According to the last census, there were 31 tigers in the state of Bihar. The tigers were concentrated in the Valmiki Tiger Reserve (the only tiger reserve in the state). State officials have identified forests in Kaimur as a possible site for a second tiger reserve. The new reserve is meant to ease the burden on the Valmiki Tiger Reserve, which is nearing its maximum capacity of 50 tigers. The state is planning on improving the habitat in the area and establishing a security framework for tiger conservation and protection before sending a formal proposal to have the area declared as a new tiger reserve.
Arunachal Pradesh And Other States
Tiger conservation in Arunachal Pradesh has had its fair share of ups and downs. In 2006, the tiger population in the state was 14, and four years later, the state did not record a single tiger in its territory. In 2014, only 28 tigers were sighted. The number later rose to 29 in 2018. State forest officials have attributed the turnaround to improved protection of tiger habitats and the use of scientific mapping technology. Other states with a tiger population above ten are Odisha and Chhattisgarh, with 28 and 19 respectively. Jharkhand and Goa had five and three tigers, respectively.

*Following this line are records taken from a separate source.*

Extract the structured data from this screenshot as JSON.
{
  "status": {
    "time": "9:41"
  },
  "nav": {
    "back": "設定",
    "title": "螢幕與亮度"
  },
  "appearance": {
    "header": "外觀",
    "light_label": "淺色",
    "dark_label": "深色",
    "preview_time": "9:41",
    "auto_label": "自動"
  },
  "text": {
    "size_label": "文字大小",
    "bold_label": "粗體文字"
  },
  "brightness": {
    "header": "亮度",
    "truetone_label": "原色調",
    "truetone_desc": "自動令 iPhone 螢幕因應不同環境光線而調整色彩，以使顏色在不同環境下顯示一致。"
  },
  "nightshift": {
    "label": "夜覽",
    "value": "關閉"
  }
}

India’s protected areas have been unable to expand at the same rate as the tiger population. Some big cats have, therefore, been forced to turn to areas with human settlements for survival. As a result, tigers have been blamed for the death of livestock and people in areas bordering reserves. In some places, traditional tolerance is beginning to wear thin, leading to riots and tiger killings. While the majority of tigers are not man-eaters, a growing number of people are beginning to look negatively on tiger conservation. To protect the rest of the tiger population for retaliatory attacks, experts suggest putting down man-eating tigers before they kill again to keep the peace. Some animal rights groups are, however, opposed to the move. Trapping of the man-eaters for translocation or confinement in fenced areas has been proposed as an alternative method to stop the menace.